Judge: Workplace Racism Didn't Disable Retired Trooper

January 12, 2006 (PLANSPONSOR.com) - A retired state trooper now jailed on sexual assault charges lost one legal battle Wednesday in his effort to bump up his pension benefits by asserting that he was actually disabled by workplace racism.

A state appellate court Wednesday upheld an administrative law judge’s decision that Glynn Moore, a 15-year trooper veteran, was not entitled to an accidental disability pension, Gannett News Service reported. Moore was seeking a higher pension because he claimed repeated exposure to racism within the State Police caused him to be mentally and physically unfit for duty.

The court did rule that the “application of an external physical force may be found to constitute a ‘traumatic event.'”

Though Moore had testified of several racist incidents by troopers toward him and black citizens while on the job, the court said that he could not prove any directly impacted his condition.

The appellate decision noted that public employees subjected to racial harassment can seek damages.

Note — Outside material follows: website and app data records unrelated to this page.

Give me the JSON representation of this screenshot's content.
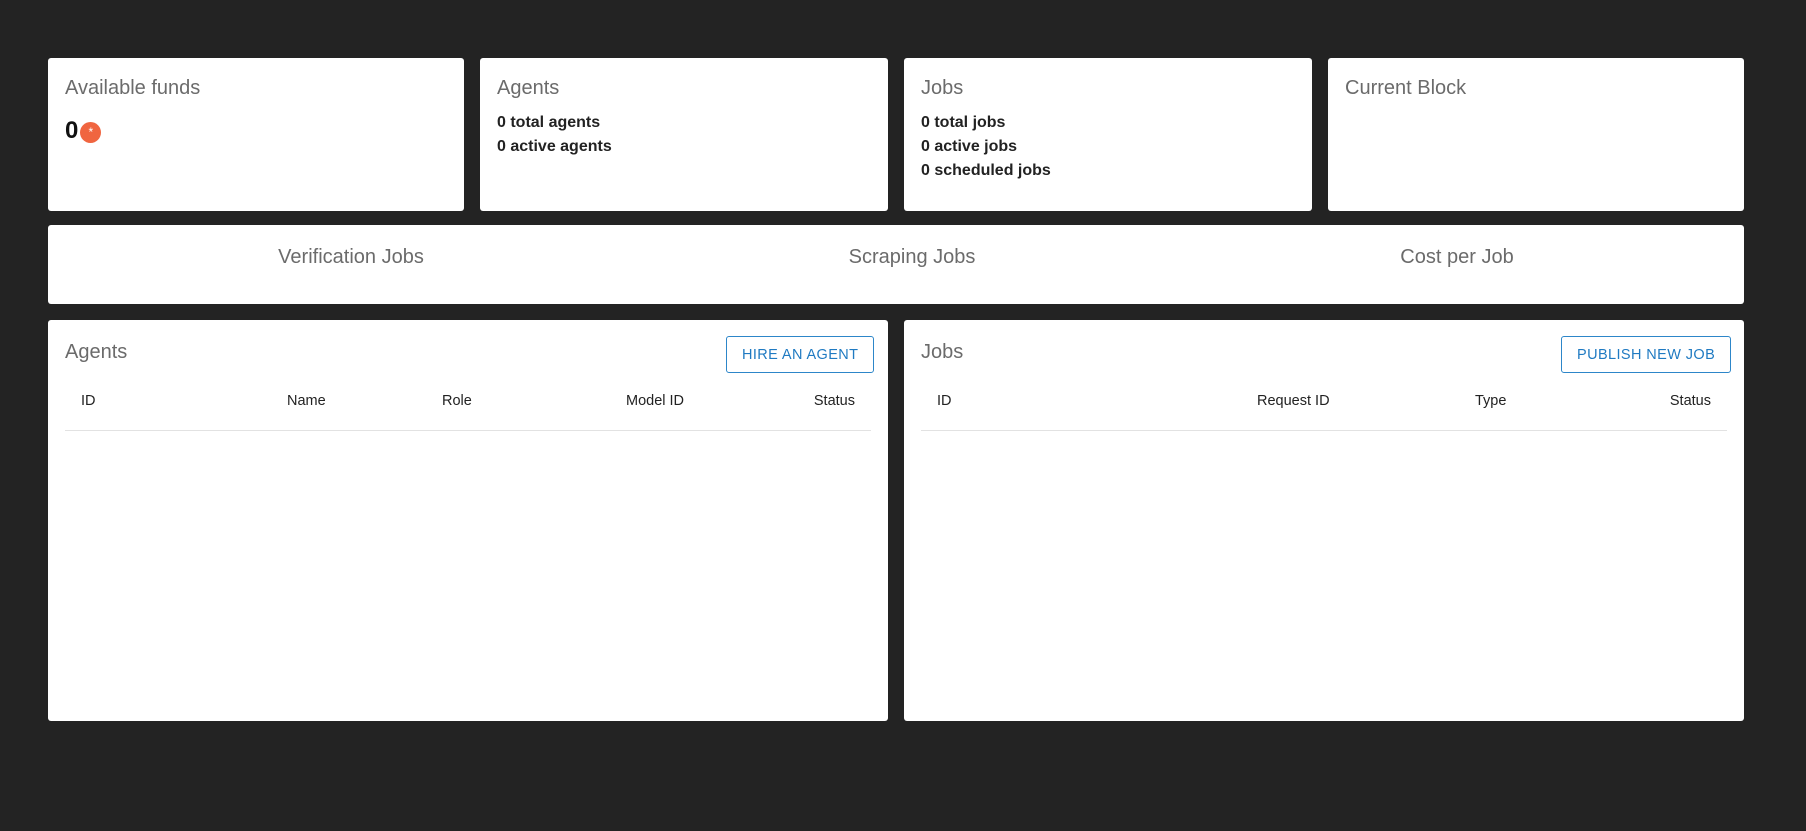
{
  "funds": {
    "title": "Available funds",
    "value": "0",
    "token_icon": "token-icon",
    "token_glyph": "*"
  },
  "agents_summary": {
    "title": "Agents",
    "total": "0 total agents",
    "active": "0 active agents"
  },
  "jobs_summary": {
    "title": "Jobs",
    "total": "0 total jobs",
    "active": "0 active jobs",
    "scheduled": "0 scheduled jobs"
  },
  "current_block": {
    "title": "Current Block"
  },
  "charts": {
    "verification": "Verification Jobs",
    "scraping": "Scraping Jobs",
    "cost": "Cost per Job"
  },
  "agents_table": {
    "title": "Agents",
    "button": "HIRE AN AGENT",
    "columns": [
      "ID",
      "Name",
      "Role",
      "Model ID",
      "Status"
    ],
    "rows": []
  },
  "jobs_table": {
    "title": "Jobs",
    "button": "PUBLISH NEW JOB",
    "columns": [
      "ID",
      "Request ID",
      "Type",
      "Status"
    ],
    "rows": []
  },
  "colors": {
    "background": "#232323",
    "card": "#ffffff",
    "accent": "#1f7ac2",
    "token": "#f06540"
  }
}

Moore was among 13 troopers who sued the state police alleging racial discrimination who later shared an undisclosed settlement.

Moore stands accused of the sexual assault of a 10-year-old Camden County girl in July 2004.